I’ve been trying to spend less time aimlessly bouncing between social media apps while using my phone.
The problem I’ve had in the past is that every time I’ve tried to detox, I’ve relied on discipline to keep me from sliding back to subconscious scrolling.
There is one trick which I’ve implemented that has had a huge lasting impact;
Delete everything non-essential from your phone’s homepage.
And I mean everything.
Keep your calendar, important emergency contacts, and maps if you use it a lot.
The rest should remain buried beneath the search function of your phone.
By forcing yourself to use the search function on your phone to type in the name of the app you’re trying to open, you’re far more likely to be making conscious decisions about what you’re doing on your phone.
This seems counter intuitive at first. Why would you strip away functionality from your phone’s perfectly good user interface?
Aren’t I wasting time searching every time I need to use an app?
And it’s true. It takes an extra five seconds or so to open Instagram, every single time. But they aren’t wasted.
These five seconds act as a barrier which protects your attention.
Five seconds is enough time to consider what your purpose for opening an app is; is there a specific reason I’m doing this, or am I burning time while avoiding another task?
It’s a buffer, a tool to help you make active choices about how you spend your time.
If this sounds like too much hasstle, try installing a screentime tracker like Flipd.

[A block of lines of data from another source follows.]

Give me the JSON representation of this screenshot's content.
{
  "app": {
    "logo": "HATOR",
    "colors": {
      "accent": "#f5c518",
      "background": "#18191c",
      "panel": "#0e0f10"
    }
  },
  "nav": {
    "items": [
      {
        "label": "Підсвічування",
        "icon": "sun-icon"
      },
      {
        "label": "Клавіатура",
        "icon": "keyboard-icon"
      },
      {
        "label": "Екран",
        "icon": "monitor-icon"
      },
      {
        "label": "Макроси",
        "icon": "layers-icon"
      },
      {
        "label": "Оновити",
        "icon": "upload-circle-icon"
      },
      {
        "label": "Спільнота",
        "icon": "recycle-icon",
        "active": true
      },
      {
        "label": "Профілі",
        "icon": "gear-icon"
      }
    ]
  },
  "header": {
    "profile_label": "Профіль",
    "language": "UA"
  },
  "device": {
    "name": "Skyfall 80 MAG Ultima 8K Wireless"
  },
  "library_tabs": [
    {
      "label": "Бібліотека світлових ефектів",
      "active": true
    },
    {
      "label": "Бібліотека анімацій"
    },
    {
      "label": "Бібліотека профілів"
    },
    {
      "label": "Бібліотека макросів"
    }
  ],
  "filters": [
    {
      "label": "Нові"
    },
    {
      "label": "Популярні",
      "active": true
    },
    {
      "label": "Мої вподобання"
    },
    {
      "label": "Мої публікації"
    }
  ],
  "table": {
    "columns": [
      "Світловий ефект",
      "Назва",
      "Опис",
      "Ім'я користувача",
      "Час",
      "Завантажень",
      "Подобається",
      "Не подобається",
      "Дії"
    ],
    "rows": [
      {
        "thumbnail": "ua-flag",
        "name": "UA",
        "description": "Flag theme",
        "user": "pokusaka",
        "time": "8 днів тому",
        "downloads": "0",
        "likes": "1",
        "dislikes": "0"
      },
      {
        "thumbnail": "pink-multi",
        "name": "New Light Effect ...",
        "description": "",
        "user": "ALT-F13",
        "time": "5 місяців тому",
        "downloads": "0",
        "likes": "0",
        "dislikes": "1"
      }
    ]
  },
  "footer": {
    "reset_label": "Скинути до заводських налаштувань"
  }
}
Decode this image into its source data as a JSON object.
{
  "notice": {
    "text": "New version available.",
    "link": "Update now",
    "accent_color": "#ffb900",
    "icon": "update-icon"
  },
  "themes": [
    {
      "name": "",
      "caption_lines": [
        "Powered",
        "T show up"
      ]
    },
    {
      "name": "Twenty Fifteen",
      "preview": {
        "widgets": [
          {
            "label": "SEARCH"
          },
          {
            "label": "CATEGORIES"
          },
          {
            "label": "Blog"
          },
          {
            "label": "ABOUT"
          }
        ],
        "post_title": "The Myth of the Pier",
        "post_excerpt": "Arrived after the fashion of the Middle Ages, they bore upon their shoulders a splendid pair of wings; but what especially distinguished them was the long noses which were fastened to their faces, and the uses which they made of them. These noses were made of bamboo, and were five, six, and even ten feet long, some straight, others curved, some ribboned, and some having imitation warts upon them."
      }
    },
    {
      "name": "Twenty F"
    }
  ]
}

I was resistant too. But after coming face to face with the time I spent across these apps each day, five seconds stopped sounding so bad.